We discussed the challenges of parenthood in an age where our kids can maintain a full social calendar in virtual reality.

We discussed peer pressure. Cattiness. Meanness.

We discussed drug and alcohol abuse among 13 (yes, 13) year-olds.

We discussed how kids are sneaking out of the house at 1am and trespassing in other people’s yards and pools. Here in Arizona  America, where guns are ubiquitous, I can see someone shooting one of these kids in the dark. Absolutely. Unfortunately.

We discussed the very fine line between parenting and controlling.

I thought to myself, how lucky I am to have daughters who get excellent grades and work hard at everything. How lucky I am to have daughters who talk to me, show me silly Instagram posts and get along with each other so well.

And then I realized that I rarely tell them this. I think it a lot. I tell my friends and family. But I don’t tell my daughters to their face how I know it’s challenging to be them right now. I don’t acknowledge the dangers, pitfalls and temptations that they have in terms of technology, risky behavior and drugs. Instead, I tell them to not buy into society’s pressures to be “pretty” and primp in front of the mirror. I tell them that they need to learn how to manage money, or it will manage them. I tell them it’s important to get good grades and do well in music so that they can get college scholarships.

But today, I acknowledged them.
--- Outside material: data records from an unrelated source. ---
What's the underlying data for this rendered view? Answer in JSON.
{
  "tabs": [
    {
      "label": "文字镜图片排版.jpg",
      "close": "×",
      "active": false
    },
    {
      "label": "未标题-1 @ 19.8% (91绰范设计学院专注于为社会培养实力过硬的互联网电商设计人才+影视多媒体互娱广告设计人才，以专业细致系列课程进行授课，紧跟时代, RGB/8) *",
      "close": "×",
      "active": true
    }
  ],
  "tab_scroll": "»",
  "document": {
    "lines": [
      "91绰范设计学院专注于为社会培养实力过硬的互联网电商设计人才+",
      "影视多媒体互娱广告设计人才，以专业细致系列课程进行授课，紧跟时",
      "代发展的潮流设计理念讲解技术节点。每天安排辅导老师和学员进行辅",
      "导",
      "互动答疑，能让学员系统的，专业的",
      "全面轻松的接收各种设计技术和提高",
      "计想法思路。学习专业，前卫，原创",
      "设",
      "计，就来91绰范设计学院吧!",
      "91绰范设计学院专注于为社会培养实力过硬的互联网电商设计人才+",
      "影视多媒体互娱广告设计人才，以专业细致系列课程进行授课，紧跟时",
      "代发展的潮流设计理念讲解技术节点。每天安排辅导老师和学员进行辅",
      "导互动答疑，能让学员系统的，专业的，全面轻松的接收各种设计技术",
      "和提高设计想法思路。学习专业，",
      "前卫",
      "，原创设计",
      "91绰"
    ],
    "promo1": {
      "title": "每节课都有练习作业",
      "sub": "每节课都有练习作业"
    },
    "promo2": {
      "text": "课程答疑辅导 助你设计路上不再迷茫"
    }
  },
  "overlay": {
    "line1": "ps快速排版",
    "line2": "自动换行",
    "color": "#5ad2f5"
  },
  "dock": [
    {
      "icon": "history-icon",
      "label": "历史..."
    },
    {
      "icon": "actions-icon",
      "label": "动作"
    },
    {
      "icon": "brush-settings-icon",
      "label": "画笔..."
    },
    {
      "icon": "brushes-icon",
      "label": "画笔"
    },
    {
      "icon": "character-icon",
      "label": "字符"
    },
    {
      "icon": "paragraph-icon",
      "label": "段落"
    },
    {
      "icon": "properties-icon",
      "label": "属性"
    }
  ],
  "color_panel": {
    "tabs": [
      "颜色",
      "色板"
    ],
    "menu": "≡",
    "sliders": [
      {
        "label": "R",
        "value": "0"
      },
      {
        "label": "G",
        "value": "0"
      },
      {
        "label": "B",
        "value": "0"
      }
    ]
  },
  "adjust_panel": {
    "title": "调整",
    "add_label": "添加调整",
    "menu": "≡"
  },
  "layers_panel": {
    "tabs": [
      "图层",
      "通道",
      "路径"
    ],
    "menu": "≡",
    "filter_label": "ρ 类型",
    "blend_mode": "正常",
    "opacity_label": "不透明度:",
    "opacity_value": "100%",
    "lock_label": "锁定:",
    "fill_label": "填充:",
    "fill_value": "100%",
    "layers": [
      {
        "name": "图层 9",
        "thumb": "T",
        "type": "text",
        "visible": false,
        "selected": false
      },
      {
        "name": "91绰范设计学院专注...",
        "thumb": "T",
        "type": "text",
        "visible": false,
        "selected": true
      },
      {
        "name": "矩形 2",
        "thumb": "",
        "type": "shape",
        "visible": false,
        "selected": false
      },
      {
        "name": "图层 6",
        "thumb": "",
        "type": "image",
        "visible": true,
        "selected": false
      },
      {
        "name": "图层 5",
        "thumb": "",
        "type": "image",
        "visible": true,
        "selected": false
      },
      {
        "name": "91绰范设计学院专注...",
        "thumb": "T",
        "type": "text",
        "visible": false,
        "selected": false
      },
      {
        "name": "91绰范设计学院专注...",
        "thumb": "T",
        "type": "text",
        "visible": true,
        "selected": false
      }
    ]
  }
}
I acknowledged the hard work, the struggle, the pain…and that I appreciate their fight. The 13-year-old looked me straight in the eyes and said, “I love you, mom.”